Start of INPUT RECORDS

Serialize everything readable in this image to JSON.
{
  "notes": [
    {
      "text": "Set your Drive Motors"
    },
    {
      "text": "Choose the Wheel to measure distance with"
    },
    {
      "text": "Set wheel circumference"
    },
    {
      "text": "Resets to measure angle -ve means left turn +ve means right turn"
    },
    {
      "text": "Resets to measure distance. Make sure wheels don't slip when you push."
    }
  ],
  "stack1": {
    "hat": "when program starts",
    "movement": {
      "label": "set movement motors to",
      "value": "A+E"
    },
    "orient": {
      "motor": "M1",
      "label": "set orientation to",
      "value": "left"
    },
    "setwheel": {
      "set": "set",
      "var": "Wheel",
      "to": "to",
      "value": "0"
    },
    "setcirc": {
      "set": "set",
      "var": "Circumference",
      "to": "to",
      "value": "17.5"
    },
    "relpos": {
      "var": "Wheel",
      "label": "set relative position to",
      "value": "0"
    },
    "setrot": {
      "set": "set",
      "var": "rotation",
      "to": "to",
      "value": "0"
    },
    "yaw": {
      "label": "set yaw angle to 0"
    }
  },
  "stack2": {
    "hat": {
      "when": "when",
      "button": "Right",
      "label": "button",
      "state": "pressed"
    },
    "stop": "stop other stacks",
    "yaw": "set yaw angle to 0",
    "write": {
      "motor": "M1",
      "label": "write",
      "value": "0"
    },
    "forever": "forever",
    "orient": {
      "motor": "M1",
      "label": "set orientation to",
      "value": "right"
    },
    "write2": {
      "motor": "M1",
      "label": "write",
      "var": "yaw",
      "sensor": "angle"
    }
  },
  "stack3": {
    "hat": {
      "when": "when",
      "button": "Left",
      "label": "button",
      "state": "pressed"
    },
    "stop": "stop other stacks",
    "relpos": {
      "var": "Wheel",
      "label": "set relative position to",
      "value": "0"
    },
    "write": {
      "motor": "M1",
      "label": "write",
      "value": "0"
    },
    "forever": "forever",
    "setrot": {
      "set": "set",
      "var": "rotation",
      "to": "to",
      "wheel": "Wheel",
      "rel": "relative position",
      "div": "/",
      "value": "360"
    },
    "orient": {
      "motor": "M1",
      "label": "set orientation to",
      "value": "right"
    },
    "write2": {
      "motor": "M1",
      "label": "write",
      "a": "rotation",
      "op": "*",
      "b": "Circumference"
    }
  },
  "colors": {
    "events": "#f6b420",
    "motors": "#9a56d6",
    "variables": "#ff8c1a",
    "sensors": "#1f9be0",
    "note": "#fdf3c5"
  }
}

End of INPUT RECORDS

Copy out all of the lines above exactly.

Serialize everything readable in this image to JSON.
{
  "notes": [
    {
      "text": "Set your Drive Motors"
    },
    {
      "text": "Choose the Wheel to measure distance with"
    },
    {
      "text": "Set wheel circumference"
    },
    {
      "text": "Resets to measure angle -ve means left turn +ve means right turn"
    },
    {
      "text": "Resets to measure distance. Make sure wheels don't slip when you push."
    }
  ],
  "stack1": {
    "hat": "when program starts",
    "movement": {
      "label": "set movement motors to",
      "value": "A+E"
    },
    "orient": {
      "motor": "M1",
      "label": "set orientation to",
      "value": "left"
    },
    "setwheel": {
      "set": "set",
      "var": "Wheel",
      "to": "to",
      "value": "0"
    },
    "setcirc": {
      "set": "set",
      "var": "Circumference",
      "to": "to",
      "value": "17.5"
    },
    "relpos": {
      "var": "Wheel",
      "label": "set relative position to",
      "value": "0"
    },
    "setrot": {
      "set": "set",
      "var": "rotation",
      "to": "to",
      "value": "0"
    },
    "yaw": {
      "label": "set yaw angle to 0"
    }
  },
  "stack2": {
    "hat": {
      "when": "when",
      "button": "Right",
      "label": "button",
      "state": "pressed"
    },
    "stop": "stop other stacks",
    "yaw": "set yaw angle to 0",
    "write": {
      "motor": "M1",
      "label": "write",
      "value": "0"
    },
    "forever": "forever",
    "orient": {
      "motor": "M1",
      "label": "set orientation to",
      "value": "right"
    },
    "write2": {
      "motor": "M1",
      "label": "write",
      "var": "yaw",
      "sensor": "angle"
    }
  },
  "stack3": {
    "hat": {
      "when": "when",
      "button": "Left",
      "label": "button",
      "state": "pressed"
    },
    "stop": "stop other stacks",
    "relpos": {
      "var": "Wheel",
      "label": "set relative position to",
      "value": "0"
    },
    "write": {
      "motor": "M1",
      "label": "write",
      "value": "0"
    },
    "forever": "forever",
    "setrot": {
      "set": "set",
      "var": "rotation",
      "to": "to",
      "wheel": "Wheel",
      "rel": "relative position",
      "div": "/",
      "value": "360"
    },
    "orient": {
      "motor": "M1",
      "label": "set orientation to",
      "value": "right"
    },
    "write2": {
      "motor": "M1",
      "label": "write",
      "a": "rotation",
      "op": "*",
      "b": "Circumference"
    }
  },
  "colors": {
    "events": "#f6b420",
    "motors": "#9a56d6",
    "variables": "#ff8c1a",
    "sensors": "#1f9be0",
    "note": "#fdf3c5"
  }
}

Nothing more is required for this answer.